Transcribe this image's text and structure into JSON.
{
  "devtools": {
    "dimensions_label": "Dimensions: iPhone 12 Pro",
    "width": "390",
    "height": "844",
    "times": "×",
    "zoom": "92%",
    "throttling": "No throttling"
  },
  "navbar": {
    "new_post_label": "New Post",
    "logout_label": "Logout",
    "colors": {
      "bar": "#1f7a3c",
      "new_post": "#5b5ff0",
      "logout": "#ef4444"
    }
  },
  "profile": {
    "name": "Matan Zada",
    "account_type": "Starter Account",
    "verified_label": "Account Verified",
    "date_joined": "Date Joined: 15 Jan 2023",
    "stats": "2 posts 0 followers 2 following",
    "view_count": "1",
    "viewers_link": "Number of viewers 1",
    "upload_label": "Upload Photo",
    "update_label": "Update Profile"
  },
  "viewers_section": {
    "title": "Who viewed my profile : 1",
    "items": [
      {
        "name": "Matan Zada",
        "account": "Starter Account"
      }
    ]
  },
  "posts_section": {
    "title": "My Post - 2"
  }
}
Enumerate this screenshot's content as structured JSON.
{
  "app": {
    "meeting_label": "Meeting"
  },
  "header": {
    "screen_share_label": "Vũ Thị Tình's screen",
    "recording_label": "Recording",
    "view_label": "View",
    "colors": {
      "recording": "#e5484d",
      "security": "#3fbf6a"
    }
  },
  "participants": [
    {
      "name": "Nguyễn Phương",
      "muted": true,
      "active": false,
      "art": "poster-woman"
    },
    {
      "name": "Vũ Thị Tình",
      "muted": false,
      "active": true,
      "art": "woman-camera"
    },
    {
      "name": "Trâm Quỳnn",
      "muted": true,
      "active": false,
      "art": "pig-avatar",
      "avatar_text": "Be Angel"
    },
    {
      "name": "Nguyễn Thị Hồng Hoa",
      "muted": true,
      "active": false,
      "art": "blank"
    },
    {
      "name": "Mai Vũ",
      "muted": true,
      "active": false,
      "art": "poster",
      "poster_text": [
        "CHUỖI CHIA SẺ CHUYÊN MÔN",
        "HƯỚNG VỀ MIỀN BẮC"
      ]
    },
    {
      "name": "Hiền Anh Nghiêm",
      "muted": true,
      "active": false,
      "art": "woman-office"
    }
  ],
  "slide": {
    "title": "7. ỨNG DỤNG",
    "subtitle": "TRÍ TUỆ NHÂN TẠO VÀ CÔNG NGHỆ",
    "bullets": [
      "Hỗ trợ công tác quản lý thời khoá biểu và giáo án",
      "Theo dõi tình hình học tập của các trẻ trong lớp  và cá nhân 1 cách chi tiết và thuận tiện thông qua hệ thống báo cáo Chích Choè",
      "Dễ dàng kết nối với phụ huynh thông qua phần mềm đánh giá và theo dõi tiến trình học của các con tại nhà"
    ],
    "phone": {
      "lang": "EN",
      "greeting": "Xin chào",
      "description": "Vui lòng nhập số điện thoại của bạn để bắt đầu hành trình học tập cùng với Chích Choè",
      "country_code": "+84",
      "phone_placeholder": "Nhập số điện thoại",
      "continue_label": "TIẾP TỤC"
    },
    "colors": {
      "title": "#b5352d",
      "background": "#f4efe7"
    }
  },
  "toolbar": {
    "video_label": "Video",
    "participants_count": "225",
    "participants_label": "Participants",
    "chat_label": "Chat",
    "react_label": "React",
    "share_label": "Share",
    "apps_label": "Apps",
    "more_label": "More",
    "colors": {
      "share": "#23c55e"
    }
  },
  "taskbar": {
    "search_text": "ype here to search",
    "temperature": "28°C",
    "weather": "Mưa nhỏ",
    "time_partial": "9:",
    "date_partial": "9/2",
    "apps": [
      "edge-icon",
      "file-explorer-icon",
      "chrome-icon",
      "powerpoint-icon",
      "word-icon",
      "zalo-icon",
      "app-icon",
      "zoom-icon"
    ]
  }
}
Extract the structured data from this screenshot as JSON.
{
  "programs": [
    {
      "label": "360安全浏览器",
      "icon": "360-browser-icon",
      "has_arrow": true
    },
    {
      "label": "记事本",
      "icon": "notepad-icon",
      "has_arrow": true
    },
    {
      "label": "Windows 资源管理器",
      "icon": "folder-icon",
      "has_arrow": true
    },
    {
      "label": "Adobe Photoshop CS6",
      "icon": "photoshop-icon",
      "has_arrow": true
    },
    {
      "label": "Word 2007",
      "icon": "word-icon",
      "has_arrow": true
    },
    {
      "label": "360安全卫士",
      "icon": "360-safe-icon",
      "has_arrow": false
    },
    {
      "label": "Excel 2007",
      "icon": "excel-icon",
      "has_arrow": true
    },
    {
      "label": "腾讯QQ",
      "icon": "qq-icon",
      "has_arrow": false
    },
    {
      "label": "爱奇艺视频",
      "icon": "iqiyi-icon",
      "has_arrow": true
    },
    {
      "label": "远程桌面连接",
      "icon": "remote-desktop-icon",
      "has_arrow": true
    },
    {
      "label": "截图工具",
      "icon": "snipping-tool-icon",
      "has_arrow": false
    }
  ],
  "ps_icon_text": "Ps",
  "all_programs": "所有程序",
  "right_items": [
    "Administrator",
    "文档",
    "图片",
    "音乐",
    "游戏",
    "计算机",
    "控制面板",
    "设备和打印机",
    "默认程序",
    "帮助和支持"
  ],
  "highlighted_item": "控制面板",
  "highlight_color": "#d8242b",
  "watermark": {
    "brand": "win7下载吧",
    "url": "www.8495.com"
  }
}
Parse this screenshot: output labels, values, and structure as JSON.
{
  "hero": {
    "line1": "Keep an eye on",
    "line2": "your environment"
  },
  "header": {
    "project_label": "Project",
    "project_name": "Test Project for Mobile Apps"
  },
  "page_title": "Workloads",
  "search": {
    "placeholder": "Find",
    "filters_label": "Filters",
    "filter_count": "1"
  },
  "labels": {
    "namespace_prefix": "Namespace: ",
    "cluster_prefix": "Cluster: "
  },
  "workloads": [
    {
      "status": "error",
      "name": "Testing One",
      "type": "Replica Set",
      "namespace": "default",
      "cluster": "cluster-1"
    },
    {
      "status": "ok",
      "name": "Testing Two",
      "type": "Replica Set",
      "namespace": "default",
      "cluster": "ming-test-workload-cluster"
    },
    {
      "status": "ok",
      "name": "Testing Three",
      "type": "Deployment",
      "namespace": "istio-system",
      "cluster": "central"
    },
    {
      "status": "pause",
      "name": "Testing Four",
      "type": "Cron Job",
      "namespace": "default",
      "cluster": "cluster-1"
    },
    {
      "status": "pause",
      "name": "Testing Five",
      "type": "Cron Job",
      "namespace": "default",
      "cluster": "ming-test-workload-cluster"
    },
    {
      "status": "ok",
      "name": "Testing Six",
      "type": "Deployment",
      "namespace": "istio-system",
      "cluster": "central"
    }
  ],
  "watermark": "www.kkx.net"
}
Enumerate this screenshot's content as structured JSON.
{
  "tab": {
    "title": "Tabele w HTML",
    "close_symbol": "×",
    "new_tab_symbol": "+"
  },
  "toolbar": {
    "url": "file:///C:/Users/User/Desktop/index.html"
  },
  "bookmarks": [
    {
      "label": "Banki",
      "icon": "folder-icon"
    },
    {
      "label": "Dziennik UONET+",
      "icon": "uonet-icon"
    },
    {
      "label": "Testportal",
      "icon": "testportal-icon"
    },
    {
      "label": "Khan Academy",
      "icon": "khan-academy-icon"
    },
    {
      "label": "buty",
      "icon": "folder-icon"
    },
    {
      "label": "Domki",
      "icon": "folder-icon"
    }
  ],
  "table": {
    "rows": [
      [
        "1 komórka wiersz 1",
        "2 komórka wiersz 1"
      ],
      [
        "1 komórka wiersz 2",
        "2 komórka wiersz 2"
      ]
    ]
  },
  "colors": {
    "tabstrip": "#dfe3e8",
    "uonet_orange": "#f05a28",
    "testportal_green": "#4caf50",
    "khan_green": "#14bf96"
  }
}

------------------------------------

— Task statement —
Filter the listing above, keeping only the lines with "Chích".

— Answer to this task —
      "Theo dõi tình hình học tập của các trẻ trong lớp  và cá nhân 1 cách chi tiết và thuận tiện thông qua hệ thống báo cáo Chích Choè",
      "description": "Vui lòng nhập số điện thoại của bạn để bắt đầu hành trình học tập cùng với Chích Choè",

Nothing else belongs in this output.